- _Given records_:
-------

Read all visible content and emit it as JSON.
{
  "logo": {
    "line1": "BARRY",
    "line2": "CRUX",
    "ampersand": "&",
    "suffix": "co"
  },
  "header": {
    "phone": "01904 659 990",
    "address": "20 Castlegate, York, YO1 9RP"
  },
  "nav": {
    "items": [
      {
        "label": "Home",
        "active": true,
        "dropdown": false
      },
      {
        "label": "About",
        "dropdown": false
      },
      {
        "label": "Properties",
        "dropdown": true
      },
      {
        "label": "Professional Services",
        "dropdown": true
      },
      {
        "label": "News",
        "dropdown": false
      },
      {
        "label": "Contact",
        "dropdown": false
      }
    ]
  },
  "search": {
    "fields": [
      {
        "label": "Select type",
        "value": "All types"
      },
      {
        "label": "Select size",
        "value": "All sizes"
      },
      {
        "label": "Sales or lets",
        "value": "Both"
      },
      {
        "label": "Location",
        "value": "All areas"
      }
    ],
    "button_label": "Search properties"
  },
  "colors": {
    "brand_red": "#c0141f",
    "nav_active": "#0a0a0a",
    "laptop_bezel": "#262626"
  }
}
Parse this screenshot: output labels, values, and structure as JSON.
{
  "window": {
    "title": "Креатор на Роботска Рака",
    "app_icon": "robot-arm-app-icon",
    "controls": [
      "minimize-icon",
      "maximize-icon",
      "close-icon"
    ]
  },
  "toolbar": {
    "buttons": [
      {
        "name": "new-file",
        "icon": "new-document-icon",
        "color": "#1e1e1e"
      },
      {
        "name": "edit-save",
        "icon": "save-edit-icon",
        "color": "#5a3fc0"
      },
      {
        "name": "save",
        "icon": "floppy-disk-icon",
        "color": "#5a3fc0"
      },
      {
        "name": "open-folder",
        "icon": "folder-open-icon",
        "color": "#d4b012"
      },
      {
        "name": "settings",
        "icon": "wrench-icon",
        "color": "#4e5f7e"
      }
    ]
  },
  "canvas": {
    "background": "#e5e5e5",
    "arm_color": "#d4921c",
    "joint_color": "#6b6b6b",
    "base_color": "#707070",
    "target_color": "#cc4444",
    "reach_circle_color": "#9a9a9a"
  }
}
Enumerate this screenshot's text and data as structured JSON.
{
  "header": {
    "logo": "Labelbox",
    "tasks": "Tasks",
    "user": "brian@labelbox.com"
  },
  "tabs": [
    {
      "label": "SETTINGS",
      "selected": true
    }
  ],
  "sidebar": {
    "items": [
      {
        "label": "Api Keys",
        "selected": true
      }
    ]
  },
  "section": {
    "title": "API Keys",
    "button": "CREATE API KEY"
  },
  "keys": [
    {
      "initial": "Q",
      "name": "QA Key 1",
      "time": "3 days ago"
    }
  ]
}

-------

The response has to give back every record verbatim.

- _Response to this task_:
Read all visible content and emit it as JSON.
{
  "logo": {
    "line1": "BARRY",
    "line2": "CRUX",
    "ampersand": "&",
    "suffix": "co"
  },
  "header": {
    "phone": "01904 659 990",
    "address": "20 Castlegate, York, YO1 9RP"
  },
  "nav": {
    "items": [
      {
        "label": "Home",
        "active": true,
        "dropdown": false
      },
      {
        "label": "About",
        "dropdown": false
      },
      {
        "label": "Properties",
        "dropdown": true
      },
      {
        "label": "Professional Services",
        "dropdown": true
      },
      {
        "label": "News",
        "dropdown": false
      },
      {
        "label": "Contact",
        "dropdown": false
      }
    ]
  },
  "search": {
    "fields": [
      {
        "label": "Select type",
        "value": "All types"
      },
      {
        "label": "Select size",
        "value": "All sizes"
      },
      {
        "label": "Sales or lets",
        "value": "Both"
      },
      {
        "label": "Location",
        "value": "All areas"
      }
    ],
    "button_label": "Search properties"
  },
  "colors": {
    "brand_red": "#c0141f",
    "nav_active": "#0a0a0a",
    "laptop_bezel": "#262626"
  }
}
Parse this screenshot: output labels, values, and structure as JSON.
{
  "window": {
    "title": "Креатор на Роботска Рака",
    "app_icon": "robot-arm-app-icon",
    "controls": [
      "minimize-icon",
      "maximize-icon",
      "close-icon"
    ]
  },
  "toolbar": {
    "buttons": [
      {
        "name": "new-file",
        "icon": "new-document-icon",
        "color": "#1e1e1e"
      },
      {
        "name": "edit-save",
        "icon": "save-edit-icon",
        "color": "#5a3fc0"
      },
      {
        "name": "save",
        "icon": "floppy-disk-icon",
        "color": "#5a3fc0"
      },
      {
        "name": "open-folder",
        "icon": "folder-open-icon",
        "color": "#d4b012"
      },
      {
        "name": "settings",
        "icon": "wrench-icon",
        "color": "#4e5f7e"
      }
    ]
  },
  "canvas": {
    "background": "#e5e5e5",
    "arm_color": "#d4921c",
    "joint_color": "#6b6b6b",
    "base_color": "#707070",
    "target_color": "#cc4444",
    "reach_circle_color": "#9a9a9a"
  }
}
Enumerate this screenshot's text and data as structured JSON.
{
  "header": {
    "logo": "Labelbox",
    "tasks": "Tasks",
    "user": "brian@labelbox.com"
  },
  "tabs": [
    {
      "label": "SETTINGS",
      "selected": true
    }
  ],
  "sidebar": {
    "items": [
      {
        "label": "Api Keys",
        "selected": true
      }
    ]
  },
  "section": {
    "title": "API Keys",
    "button": "CREATE API KEY"
  },
  "keys": [
    {
      "initial": "Q",
      "name": "QA Key 1",
      "time": "3 days ago"
    }
  ]
}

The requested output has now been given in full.